They also backed using rates to offset bus fares across the wider network, and including $150,000 in the 2019-20 budget to progress both initiatives.
The vote came after council transport group manager Richard Saunders told the meeting he was keen to see the 12-month trial of the bus loop begin ''as soon as practical''.
Both pieces of work would also feed into the Otago Regional Council's wider review of its Regional Public Transport Plan, and progress reports on the initiatives would come to next year's DCC annual plan hearings.
Cr Aaron Hawkins pushed the initiatives, arguing bus fares were still too expensive and ''out of reach'' for many residents and a rates subsidy had public support.
The initiatives would also help ease the pressures of peak traffic and parking demands in the city, while lowering the city's carbon footprint as its population grew.
Other councillors to back the initiatives included Cr Christine Garey, who said the loop service was a missing ''piece of the puzzle'' needed to encourage people out of their cars and respond to climate change concerns.
Cr David Benson-Pope said central-city traffic patterns were already changing, and more disruption was on the way as major projects loomed.
New transport options were needed, and the trial loop service would be ''hugely supported'', he predicted.
Cr Lee Vandervis opposed the ideas, arguing the continuing evolution of personal electric vehicles options - from scooters to cars - meant buses were increasingly a ''dinosaur'' transport option.
Cr Marie Laufiso disagreed, saying people who could not afford a bus fare would never be able to afford an electric vehicle, and the council needed to show leadership.
Cr Andrew Whiley supported the bus loop, but opposed a rates subsidy for fares while technology for customers lagged behind public demand, while Cr Mike Lord argued a rates subsidy would be unfair on rural residents.

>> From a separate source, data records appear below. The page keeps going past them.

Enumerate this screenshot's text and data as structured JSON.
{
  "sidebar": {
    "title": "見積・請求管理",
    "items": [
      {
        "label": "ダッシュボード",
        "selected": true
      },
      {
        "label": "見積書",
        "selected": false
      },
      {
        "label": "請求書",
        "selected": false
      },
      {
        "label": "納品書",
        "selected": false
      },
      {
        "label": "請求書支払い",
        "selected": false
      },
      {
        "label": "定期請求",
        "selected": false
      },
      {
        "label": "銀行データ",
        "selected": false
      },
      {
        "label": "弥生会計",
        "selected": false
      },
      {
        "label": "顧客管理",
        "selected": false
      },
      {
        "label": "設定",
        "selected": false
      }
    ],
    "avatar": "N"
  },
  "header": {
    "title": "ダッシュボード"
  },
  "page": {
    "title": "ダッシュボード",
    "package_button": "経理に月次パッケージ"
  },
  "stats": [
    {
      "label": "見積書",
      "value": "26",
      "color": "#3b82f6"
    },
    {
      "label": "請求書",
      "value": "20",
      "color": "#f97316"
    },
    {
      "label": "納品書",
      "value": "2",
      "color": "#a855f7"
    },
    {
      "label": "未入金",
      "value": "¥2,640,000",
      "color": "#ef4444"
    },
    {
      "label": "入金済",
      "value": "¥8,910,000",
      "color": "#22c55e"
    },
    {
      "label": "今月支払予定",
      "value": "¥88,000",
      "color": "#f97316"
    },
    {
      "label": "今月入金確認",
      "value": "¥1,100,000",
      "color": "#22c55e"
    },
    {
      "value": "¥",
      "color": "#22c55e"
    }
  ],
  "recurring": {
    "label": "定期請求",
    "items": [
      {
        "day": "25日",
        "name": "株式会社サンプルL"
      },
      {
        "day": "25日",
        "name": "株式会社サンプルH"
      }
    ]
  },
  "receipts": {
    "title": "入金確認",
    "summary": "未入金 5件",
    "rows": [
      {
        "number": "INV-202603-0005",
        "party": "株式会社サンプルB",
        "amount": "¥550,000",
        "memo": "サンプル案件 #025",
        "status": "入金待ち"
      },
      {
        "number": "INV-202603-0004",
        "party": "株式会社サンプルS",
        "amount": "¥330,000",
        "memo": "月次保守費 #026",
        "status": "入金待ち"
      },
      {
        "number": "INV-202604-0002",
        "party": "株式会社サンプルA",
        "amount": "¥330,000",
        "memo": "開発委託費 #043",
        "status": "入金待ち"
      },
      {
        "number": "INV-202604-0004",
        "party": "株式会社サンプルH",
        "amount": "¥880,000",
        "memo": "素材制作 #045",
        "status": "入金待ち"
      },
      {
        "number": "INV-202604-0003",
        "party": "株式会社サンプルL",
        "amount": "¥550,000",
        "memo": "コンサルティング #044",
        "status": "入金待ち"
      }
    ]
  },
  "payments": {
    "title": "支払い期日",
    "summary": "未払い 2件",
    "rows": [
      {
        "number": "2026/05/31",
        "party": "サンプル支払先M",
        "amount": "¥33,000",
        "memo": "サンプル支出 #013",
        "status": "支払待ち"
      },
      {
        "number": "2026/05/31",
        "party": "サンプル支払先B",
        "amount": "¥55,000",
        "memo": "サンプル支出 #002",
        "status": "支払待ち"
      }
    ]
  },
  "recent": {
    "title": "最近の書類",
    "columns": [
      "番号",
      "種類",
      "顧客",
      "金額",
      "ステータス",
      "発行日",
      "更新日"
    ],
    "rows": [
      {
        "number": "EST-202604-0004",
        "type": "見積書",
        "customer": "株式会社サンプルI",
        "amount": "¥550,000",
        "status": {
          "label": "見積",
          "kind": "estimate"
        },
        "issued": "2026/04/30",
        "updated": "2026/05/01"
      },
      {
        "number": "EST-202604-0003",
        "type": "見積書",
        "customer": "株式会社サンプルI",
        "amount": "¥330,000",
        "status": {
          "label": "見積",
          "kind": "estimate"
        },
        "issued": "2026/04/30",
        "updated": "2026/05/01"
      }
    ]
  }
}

That drew a scornful response from Cr Hawkins, who said a failure to introduce the systemic changes needed to move the city on to a low-carbon track would amount to ''intergenerational theft''.
Councillors voted 10-3 to support the initiatives, opposed only by Crs Vandervis, Lord and Whiley.